Introduction to MSSQL Server 2000 Analysis Services: Using Calculated Cells in Analysis Services, Part I
November 17, 2003
About the Series ...
This is the seventeenth article of the series, Introduction to MSSQL Server 2000 Analysis Services. As I stated in the first article, Creating Our First Cube, the primary focus of this series is an introduction to the practical creation and manipulation of multidimensional OLAP cubes. The series is designed to provide hands-on application of the fundamentals of MS SQL Server 2000 Analysis Services ("MSAS"), with each installment progressively adding features and techniques designed to meet specific real - world needs. For more information on the series, as well as the hardware / software requirements to prepare for the exercises we will undertake, please see my initial article, Creating Our First Cube.
Note: Service Pack 3 updates are assumed for MSSQL Server 2000, MSSQL Server 2000 Analysis Services, and the related Books Online and Samples.
In this article, we will explore calculated cells, which enable us to apply functionality previously reserved for calculated members, custom members, and custom rollup formulas (all of which we have explored in previous articles) to a specific range of cells--or even to a single cell. We will describe the construction of a calculated cell, touching upon the basic properties that make it up.
In this lesson, we will do the following:
Calculated Cells in Analysis Services
The value within a calculated cell is computed at run time through a specified MDX expression. The expression is specified when the calculated cell is defined. The expression can be conditionally applied to a cell or range of cells, based upon an MDX logical expression.
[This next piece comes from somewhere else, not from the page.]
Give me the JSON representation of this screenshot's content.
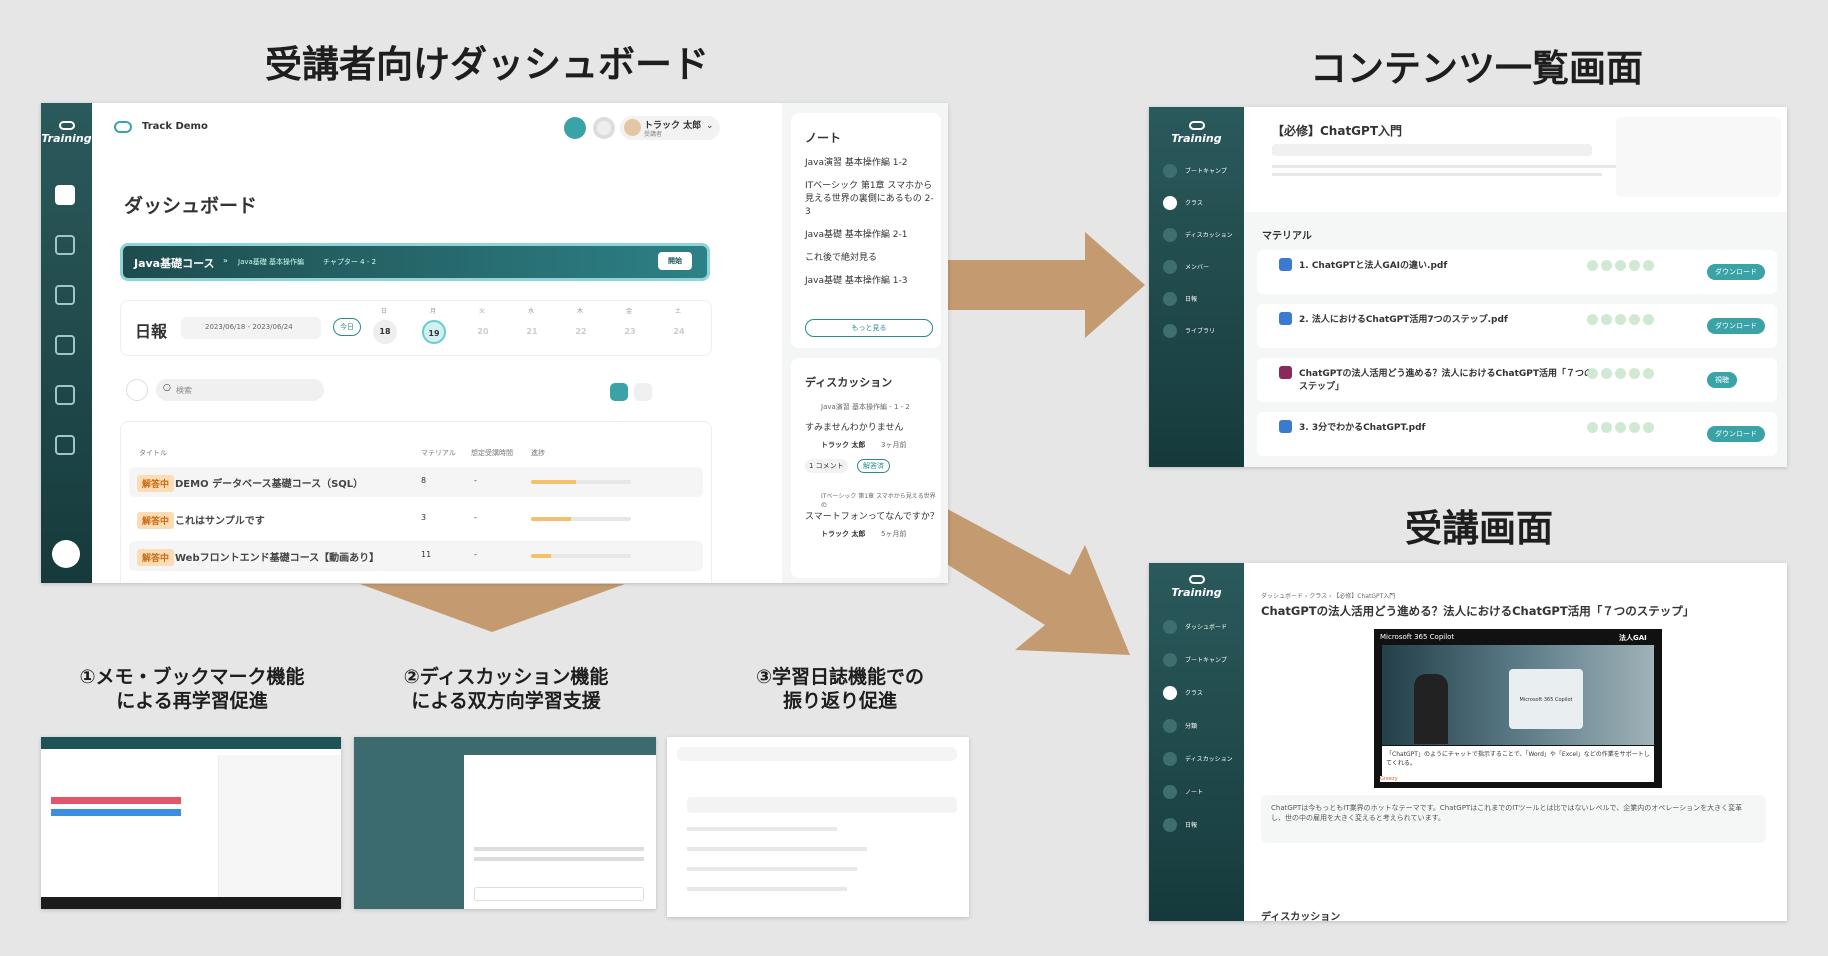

In these cases, the logical expression is also specified at the point of definition of the calculated cell.
The advent of MSSQL Server 2000 Analysis Services witnessed the arrival of calculated cells, which did not exist in earlier versions of the application. Calculated cells allow us to perform actions that could be accomplished only by calculated members, custom members and custom rollup formulas.
Calculated cells consist of three main elements:
The calculation subcube is an MDX set expression that defines the slice of the cube over which the calculated cells will be in effect. A list of single dimension sets defines the calculation subcube, and each of the sets contains one of the following:
This list of dimension sets, combined with the default member of all other unspecified dimensions in the cube, defines the calculation subcube.
Within the subcube, the calculation condition is compared with each member cell. As we noted earlier, the calculation condition is an MDX logical expression that acts to further limit the effects of the calculated cells. If the condition evaluates as True for a given cell, the formula in the calculated cell is applied to the member cell that indicates True, and the cell returns the calculated value. The member cell returns its original value if the calculation condition evaluates as False. The combination of the calculated cells condition and the calculation subcube is termed the calculation scope.
The third component of a calculation cell, the calculation formula, is an MDX value expression that calculates the value of the cells that lie within the calculation subcube.
To summarize the interaction between the parts of a calculated cell, we define a specific target range of cells, we supply a condition that must be met before applying a formula and we apply a formula within that specific range of cells for any cells meeting the condition. We will see the three main elements of the calculated cell in action in the steps of the practice exercise that follows.